The room that I grew up in, and the house that held it, are no longer familiar to me in the same way they once were. It’s not to say that the home I grew up in no longer feels like home, or that I do not feel comfortable in it, or that I don’t enjoy visiting my parents here, I do, but home is different now.
I no longer have the ability to walk blindly across the dark rooms to reach the light switch effortlessly from my memory. Rooms still sit where they always have, but are situated with different furniture, different smells, different memories. I no longer find its cold tile, its worn wood grained floors, its drywall spots, or window treatments unmistakably familiar.
Tonight when I got into my old shower, I recognized the small crack in the bottom right of the tile wall immediately, but I forgot that the temperature knobs work in reverse. That the hot knob is in fact cold, and the cold is hot… And this forgetfulness left me slightly surprised, maybe depressed, but mostly just freezing… I haven’t decided.
I opened a small drawer that sits beneath my sink expecting to find a toothbrush, and instead discovered a comb that I haven’t used in 5 years. And as I starred at a single strand of blonde hair still clinging to it, which must have been there since God knows when, I realized I haven’t retreated to this room in quite some time.
I have a room now just down Don Carlos Avenue that I have lived in for almost two years with my two friends. This is where I retreat, where I listen to vinyl records, and try to finish books, leaving my old room to the random guest and family members who visit my parents for holidays or business trips. Before this room I had another, that sat only blocks from campus in a shabby apartment complex filled with blue collar families and exhausted engineering majors from India. I had a second story patio attached to my room then, and I remember leaning on its railing, listening to the crickets, and stray cats that communed in the parking lot, and the echoes of voices and clattering glasses that came down the alley from the sleepless bar on 8th street.
I suppose what I’m getting at is that my room is where I make it. If that makes any sense?… I have always found something that flirts on the fence of uncomfortable and satisfied when changing my room, or moving it to a different street, city, or house. I find moxie, I find pride, and I find uneasiness when conquering the many aspects of change, of life in transition, that seem so frequent in this turbulent yet exciting age. I wonder how many more rooms wait for me in my life, and if there walls could creak and whisper to me all of the memories I will have within there presence.

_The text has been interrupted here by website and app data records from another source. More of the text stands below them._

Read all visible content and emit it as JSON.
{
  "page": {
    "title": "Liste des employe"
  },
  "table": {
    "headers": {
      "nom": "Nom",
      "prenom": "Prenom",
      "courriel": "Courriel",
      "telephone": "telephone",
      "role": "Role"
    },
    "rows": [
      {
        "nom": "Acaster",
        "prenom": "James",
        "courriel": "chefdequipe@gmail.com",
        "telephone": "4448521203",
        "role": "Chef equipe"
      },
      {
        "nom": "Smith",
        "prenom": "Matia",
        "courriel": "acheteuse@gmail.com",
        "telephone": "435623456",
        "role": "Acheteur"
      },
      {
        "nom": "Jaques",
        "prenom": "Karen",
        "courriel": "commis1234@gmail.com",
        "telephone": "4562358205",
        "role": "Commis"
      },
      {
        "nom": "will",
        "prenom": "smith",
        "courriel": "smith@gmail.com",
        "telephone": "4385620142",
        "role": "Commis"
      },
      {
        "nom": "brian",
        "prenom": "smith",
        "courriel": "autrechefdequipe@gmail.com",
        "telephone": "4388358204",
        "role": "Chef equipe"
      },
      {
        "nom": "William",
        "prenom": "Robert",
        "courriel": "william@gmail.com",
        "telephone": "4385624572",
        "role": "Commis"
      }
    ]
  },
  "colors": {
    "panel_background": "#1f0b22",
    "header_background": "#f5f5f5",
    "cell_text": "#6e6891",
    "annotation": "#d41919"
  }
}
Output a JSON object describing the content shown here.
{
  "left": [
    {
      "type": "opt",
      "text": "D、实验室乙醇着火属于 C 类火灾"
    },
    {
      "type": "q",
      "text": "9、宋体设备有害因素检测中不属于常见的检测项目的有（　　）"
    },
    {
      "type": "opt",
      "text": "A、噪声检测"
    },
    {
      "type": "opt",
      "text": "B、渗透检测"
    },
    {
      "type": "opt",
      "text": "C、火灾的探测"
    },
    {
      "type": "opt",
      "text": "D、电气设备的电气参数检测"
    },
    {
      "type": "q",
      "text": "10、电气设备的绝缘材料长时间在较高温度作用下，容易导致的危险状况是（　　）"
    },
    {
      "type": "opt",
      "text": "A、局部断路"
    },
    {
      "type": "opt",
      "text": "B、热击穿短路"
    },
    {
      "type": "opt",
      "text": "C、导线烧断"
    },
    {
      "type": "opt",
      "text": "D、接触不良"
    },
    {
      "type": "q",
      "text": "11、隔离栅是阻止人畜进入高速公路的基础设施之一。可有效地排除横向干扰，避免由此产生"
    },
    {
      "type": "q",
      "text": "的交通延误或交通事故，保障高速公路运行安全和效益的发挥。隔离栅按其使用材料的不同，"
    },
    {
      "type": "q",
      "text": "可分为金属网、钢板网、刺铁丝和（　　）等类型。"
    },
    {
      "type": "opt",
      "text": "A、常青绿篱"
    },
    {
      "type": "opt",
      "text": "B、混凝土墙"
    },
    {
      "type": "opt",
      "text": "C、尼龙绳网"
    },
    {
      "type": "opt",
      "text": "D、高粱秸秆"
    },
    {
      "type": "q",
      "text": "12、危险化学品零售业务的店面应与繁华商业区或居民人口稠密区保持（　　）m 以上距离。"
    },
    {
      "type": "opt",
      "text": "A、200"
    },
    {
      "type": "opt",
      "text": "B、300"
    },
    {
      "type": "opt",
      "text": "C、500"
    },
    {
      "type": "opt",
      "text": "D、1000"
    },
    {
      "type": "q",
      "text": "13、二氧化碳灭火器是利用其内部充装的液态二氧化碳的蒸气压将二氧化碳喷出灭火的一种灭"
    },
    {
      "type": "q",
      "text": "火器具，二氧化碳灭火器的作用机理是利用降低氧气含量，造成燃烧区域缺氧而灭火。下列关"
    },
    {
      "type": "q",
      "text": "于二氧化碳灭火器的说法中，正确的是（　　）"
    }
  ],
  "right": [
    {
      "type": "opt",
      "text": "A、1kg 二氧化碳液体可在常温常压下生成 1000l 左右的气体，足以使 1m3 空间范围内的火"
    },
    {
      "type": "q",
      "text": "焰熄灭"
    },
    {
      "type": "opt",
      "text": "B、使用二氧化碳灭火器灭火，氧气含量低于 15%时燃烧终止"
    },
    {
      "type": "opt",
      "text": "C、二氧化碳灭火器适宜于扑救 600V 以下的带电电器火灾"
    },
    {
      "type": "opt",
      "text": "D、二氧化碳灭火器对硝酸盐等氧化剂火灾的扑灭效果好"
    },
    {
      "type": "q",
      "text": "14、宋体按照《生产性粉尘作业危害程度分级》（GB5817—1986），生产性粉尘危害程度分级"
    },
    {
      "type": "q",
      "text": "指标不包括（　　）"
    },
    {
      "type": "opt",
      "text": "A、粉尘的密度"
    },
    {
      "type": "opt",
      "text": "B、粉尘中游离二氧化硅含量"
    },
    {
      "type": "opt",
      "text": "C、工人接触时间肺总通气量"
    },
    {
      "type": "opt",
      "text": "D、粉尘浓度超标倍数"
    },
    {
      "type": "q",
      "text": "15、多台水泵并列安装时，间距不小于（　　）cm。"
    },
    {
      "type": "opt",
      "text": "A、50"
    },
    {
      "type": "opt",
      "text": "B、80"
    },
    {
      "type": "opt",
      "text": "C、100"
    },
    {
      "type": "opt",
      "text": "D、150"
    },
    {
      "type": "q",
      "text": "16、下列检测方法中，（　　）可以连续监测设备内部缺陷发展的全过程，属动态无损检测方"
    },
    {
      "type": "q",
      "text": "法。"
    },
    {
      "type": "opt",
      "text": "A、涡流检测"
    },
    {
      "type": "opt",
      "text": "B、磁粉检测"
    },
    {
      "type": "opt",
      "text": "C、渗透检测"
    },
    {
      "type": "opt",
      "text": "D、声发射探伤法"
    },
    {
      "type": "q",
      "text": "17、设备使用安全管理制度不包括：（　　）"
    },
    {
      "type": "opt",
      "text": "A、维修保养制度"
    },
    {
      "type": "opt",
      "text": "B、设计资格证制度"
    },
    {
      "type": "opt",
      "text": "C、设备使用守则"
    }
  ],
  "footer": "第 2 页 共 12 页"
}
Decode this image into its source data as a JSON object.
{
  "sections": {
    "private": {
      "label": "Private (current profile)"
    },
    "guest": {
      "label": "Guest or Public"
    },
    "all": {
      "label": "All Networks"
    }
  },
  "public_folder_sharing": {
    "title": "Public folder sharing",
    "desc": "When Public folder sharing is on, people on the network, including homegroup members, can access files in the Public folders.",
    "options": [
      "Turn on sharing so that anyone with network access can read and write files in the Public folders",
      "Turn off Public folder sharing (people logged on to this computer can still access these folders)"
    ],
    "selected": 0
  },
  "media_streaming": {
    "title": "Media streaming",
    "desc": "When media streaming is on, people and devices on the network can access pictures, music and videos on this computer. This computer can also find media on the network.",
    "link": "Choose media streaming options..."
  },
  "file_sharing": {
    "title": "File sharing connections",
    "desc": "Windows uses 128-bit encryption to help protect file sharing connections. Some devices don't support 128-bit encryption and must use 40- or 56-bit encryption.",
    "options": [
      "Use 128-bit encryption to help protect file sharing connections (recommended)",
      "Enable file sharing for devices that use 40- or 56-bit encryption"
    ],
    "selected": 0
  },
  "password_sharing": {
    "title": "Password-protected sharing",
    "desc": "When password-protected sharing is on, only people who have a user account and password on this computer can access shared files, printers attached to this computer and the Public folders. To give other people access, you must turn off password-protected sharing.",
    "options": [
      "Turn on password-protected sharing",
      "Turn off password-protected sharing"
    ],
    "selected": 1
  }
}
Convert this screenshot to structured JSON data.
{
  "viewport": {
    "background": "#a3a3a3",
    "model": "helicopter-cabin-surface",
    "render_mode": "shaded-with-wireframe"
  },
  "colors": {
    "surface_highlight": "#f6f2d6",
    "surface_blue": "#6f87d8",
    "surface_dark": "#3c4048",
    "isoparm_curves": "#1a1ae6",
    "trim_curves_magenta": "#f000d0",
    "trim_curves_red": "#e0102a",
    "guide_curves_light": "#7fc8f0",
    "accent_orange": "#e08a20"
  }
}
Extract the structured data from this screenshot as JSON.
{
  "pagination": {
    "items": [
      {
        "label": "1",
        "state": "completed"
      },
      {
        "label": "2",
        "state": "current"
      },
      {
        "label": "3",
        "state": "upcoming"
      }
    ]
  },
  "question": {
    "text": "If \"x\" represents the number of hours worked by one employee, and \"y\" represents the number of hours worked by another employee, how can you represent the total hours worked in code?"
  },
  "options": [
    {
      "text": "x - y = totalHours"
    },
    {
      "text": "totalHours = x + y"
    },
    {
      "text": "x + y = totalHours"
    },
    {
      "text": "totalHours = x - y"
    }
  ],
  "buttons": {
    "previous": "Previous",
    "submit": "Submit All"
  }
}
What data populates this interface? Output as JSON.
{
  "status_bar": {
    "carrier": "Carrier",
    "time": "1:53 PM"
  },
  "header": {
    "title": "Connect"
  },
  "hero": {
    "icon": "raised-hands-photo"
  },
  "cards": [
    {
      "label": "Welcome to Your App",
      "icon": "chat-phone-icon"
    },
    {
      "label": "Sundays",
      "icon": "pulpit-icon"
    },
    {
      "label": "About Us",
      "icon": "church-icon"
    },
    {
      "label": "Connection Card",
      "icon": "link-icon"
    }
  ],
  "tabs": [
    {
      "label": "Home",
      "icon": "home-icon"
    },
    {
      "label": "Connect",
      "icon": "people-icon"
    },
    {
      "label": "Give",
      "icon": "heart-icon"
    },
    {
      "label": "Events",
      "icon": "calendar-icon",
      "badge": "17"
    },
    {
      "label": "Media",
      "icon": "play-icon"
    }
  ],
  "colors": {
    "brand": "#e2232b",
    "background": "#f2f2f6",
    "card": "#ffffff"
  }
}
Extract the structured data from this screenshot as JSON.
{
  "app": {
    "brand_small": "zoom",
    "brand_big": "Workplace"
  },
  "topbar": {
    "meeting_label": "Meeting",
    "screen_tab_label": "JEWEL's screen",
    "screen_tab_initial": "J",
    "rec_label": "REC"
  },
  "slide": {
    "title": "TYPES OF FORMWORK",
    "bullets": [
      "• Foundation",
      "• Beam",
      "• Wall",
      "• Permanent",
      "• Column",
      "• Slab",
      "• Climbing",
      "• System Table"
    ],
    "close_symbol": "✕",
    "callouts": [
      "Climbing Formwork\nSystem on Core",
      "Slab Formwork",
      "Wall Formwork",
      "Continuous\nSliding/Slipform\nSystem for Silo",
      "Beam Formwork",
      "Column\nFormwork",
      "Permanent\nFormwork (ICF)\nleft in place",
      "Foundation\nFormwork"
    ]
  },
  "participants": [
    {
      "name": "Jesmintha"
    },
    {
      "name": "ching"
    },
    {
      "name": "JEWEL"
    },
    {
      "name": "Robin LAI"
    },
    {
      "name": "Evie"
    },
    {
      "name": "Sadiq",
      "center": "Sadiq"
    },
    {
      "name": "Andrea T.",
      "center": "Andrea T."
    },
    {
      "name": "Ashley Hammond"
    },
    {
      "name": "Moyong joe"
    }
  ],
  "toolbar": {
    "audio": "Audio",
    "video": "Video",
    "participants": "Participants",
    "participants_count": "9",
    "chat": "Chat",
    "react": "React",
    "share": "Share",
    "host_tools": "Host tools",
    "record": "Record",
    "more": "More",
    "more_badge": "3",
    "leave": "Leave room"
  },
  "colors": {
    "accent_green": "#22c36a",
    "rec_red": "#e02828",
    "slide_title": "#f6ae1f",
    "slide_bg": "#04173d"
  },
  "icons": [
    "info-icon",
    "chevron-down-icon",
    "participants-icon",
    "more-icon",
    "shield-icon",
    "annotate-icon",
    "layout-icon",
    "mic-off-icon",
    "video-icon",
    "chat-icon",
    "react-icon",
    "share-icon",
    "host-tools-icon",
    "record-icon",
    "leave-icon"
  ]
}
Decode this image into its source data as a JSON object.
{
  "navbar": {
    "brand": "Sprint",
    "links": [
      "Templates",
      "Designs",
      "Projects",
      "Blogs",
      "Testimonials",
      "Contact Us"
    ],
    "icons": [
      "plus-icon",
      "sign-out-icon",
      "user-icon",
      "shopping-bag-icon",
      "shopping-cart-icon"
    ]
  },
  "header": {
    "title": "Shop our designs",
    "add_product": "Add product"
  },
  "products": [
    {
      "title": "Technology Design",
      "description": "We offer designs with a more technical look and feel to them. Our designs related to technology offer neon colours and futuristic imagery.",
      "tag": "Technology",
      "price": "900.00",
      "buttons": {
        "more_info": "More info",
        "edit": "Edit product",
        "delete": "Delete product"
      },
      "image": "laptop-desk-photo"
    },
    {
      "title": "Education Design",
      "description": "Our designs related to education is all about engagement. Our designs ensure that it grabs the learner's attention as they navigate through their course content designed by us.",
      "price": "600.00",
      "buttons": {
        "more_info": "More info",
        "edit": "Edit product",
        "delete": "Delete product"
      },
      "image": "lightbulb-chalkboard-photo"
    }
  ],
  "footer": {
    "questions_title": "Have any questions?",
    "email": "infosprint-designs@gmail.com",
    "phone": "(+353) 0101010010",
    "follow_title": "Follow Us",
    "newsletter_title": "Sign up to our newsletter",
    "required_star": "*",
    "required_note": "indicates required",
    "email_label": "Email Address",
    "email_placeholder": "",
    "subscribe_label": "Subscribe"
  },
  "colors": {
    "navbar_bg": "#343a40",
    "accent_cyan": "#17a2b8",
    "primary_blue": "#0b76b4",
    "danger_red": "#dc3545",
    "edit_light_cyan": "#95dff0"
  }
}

Home is where you make it, and I heard somewhere that if you take the world easy, at times, it will take you the same. And somehow, I think these two statements go hand in hand.
Keep the faith and love deeply.